As you may have already gathered, I find the increased use of verbal camouflage (the euphemism) in official-speak both fascinating and ultimately rather worrying. At times of conflict, politicians and the military employ such tactics not only to disguise the horror of war but also as a way of softening the harsh reality of conflict overseas. Of course there is nothing new in this, for a study of the coin series of any self-respecting Roman emperor clearly demonstrates the power of spin and propaganda: leaders utilising images of ‘peace’ in times of war, ‘victory’ at times of military defeat and ‘unity’ in the midst of civil conflict. I suspect that emperors and their advisers were also pretty good at masking inconvenient truths behind euphemism and verbal camouflage so as to pacify both the senate and people of Rome. 

It occurred to me, during a lecture on the Roman invasions of Britain, that similar tactics could today be used when discussing the ancient past. Perhaps modern euphemism and verbal camouflage could legitimately be employed to aid the interpretation (or mask the true horror) of history. Julius Caesar’s first disastrous foray against Britain in 55 BC could easily be dressed up as an “aquatic military investigation”, whilst the unsuccessful second operation in 54 BC could be described as “troop-based terrestrial probing”.

In a similar vein, Caligula’s abortive attempt to invade Britain in AD 40, when he made his soldiers collect sea shells from the French coast (possibly in order to humiliate them) could be termed as “coastal resource management” or even “marine habitat quantification”

whilst the emperor’s later proclaimed victory against Neptune and the Ocean as “extreme non-militarised sea-deity pacification”.

The Emperor Claudius’ invasion of southern Britain in AD 43 could, furthermore, be described as “surgical strike enhancement in order to upgrade native socio-political control mechanisms" (puppet rulers loyal to Rome). Of course it also had the effect of simultaneously “enforcing regime change” upon those considered to be disloyal or resistant to Rome. Unfortunately, from the perspective of “indigenous personnel” (the Britons) “unquantifiable civilian resources” (people) were, in the course of the invasion “subjugated to extreme pacification” (killed) whilst “domestic neutralisation” (the random burning of native settlements) resulted in unexpectedly high numbers of “non combatant life deprivation” (civilian deaths). On the positive side, such “kinetic military action” (war) undoubtedly led to a period of “permanent post-hostility” (peace). 

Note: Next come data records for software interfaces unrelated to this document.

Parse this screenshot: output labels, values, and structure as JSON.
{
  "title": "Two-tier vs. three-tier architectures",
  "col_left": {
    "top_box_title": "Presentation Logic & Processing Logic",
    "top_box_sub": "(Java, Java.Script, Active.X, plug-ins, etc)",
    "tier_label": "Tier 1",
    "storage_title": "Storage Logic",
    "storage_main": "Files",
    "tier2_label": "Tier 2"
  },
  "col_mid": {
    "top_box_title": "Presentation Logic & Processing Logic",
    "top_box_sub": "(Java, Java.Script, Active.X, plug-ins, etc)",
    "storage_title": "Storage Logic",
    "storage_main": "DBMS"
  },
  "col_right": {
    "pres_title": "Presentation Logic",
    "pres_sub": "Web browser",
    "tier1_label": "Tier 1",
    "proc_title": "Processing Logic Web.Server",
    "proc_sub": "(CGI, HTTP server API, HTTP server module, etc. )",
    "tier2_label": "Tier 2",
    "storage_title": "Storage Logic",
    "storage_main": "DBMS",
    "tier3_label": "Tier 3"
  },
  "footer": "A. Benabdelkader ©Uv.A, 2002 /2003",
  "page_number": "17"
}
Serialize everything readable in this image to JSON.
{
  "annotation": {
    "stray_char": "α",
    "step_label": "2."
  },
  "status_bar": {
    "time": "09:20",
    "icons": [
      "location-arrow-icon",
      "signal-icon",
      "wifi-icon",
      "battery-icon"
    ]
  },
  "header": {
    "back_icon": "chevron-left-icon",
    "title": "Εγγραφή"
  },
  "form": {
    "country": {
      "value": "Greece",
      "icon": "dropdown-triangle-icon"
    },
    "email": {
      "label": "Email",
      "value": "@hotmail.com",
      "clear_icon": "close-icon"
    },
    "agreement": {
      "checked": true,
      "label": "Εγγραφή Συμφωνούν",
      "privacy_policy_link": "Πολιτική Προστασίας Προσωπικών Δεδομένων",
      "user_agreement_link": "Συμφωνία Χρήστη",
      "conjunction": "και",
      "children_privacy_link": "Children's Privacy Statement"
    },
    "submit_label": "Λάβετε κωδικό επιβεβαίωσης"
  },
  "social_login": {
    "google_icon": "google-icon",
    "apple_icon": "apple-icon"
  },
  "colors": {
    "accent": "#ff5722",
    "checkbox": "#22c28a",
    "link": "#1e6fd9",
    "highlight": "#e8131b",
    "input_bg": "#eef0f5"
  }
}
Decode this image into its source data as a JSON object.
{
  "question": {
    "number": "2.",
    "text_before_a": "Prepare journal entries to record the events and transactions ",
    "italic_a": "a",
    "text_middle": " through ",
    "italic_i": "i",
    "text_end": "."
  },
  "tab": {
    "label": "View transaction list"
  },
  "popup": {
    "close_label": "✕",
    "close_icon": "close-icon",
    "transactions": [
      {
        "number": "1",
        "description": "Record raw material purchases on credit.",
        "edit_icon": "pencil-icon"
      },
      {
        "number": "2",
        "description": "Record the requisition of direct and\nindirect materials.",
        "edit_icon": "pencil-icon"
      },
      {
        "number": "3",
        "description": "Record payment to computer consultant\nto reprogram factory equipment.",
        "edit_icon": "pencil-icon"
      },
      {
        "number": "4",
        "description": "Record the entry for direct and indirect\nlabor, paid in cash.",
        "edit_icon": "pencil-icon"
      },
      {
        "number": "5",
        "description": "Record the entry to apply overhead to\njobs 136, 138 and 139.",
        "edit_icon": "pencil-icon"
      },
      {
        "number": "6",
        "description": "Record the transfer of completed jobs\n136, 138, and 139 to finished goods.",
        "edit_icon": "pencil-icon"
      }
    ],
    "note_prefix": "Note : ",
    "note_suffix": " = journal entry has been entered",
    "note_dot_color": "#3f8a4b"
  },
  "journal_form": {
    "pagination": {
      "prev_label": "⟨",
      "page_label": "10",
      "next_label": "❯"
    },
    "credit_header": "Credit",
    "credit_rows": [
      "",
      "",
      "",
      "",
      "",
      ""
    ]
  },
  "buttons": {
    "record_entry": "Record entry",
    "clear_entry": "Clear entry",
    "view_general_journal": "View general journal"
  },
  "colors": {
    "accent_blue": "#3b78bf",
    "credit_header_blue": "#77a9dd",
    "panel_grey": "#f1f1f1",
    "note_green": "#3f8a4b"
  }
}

I expect that, shortly after the invasion of AD 43, all “indigenous non-combatant personnel” (British civilians), on discovery of an “unexpected period of permanent post-hostility” (peace) had a moment of “positive well-being realignment” (happiness) evidenced by “involuntary facial spasming creating an upward communication interface extension” (a smile)....but then that’s the joy of historico-speak for you.